>>> try:
...     from __builtin__ import open # Python 2
... except ImportError:
...     from builtins import open # Python 3
...
>>> handle = open("SamBam/ex1.bam", "rb")
>>> for values in BgzfBlocks(handle):
...     print("Raw start %i, raw length %i; data start %i, data length %i" % values)
Raw start 0, raw length 18239; data start 0, data length 65536
Raw start 18239, raw length 18223; data start 65536, data length 65536
Raw start 36462, raw length 18017; data start 131072, data length 65536
Raw start 54479, raw length 17342; data start 196608, data length 65536
Raw start 71821, raw length 17715; data start 262144, data length 65536
Raw start 89536, raw length 17728; data start 327680, data length 65536
Raw start 107264, raw length 17292; data start 393216, data length 63398
Raw start 124556, raw length 28; data start 456614, data length 0
>>> handle.close()

Indirectly we can tell this file came from an old version of samtools because all the blocks (except the final one and the dummy empty EOF marker block) are 65536 bytes. Later versions avoid splitting a read between two blocks, and give the header its own block (useful to speed up replacing the header). You can see this in ex1_refresh.bam created using samtools 0.1.18:

samtools view -b ex1.bam > ex1_refresh.bam

>>> handle = open("SamBam/ex1_refresh.bam", "rb")
>>> for values in BgzfBlocks(handle):
...     print("Raw start %i, raw length %i; data start %i, data length %i" % values)
Raw start 0, raw length 53; data start 0, data length 38
Raw start 53, raw length 18195; data start 38, data length 65434
Raw start 18248, raw length 18190; data start 65472, data length 65409
Raw start 36438, raw length 18004; data start 130881, data length 65483
Raw start 54442, raw length 17353; data start 196364, data length 65519
Raw start 71795, raw length 17708; data start 261883, data length 65411
Raw start 89503, raw length 17709; data start 327294, data length 65466
Raw start 107212, raw length 17390; data start 392760, data length 63854
Raw start 124602, raw length 28; data start 456614, data length 0
>>> handle.close()

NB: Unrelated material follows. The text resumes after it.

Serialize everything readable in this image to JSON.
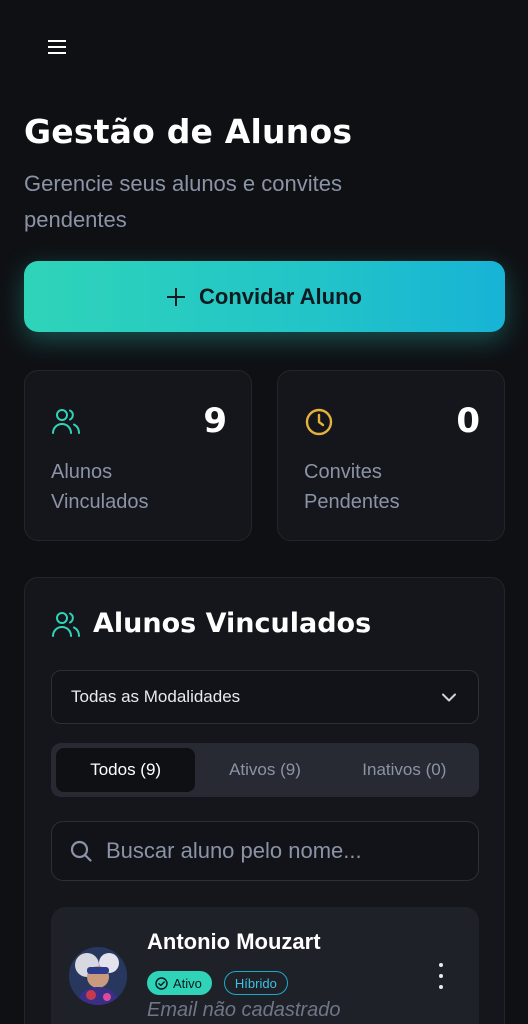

The above example has no embedded SAM header (thus the first block is very small at just 38 bytes of decompressed data), while the next example does (a larger block of 103 bytes). Notice that the rest of the blocks show the same sizes (they contain the same read data):

>>> handle = open("SamBam/ex1_header.bam", "rb")
>>> for values in BgzfBlocks(handle):
...     print("Raw start %i, raw length %i; data start %i, data length %i" % values)
Raw start 0, raw length 104; data start 0, data length 103
Raw start 104, raw length 18195; data start 103, data length 65434
Raw start 18299, raw length 18190; data start 65537, data length 65409
Raw start 36489, raw length 18004; data start 130946, data length 65483
Raw start 54493, raw length 17353; data start 196429, data length 65519
Raw start 71846, raw length 17708; data start 261948, data length 65411
Raw start 89554, raw length 17709; data start 327359, data length 65466
Raw start 107263, raw length 17390; data start 392825, data length 63854
Raw start 124653, raw length 28; data start 456679, data length 0
>>> handle.close()

Variables Details [hide private]

_bgzf_header

Value:
'\x1f\x8b\x08\x04\x00\x00\x00\x00\x00\xff\x06\x00BC\x02\x00'

_bgzf_eof

Value:
'\x1f\x8b\x08\x04\x00\x00\x00\x00\x00\xff\x06\x00BC\x02\x00\x1b\x00\x0\
3\x00\x00\x00\x00\x00\x00\x00\x00\x00'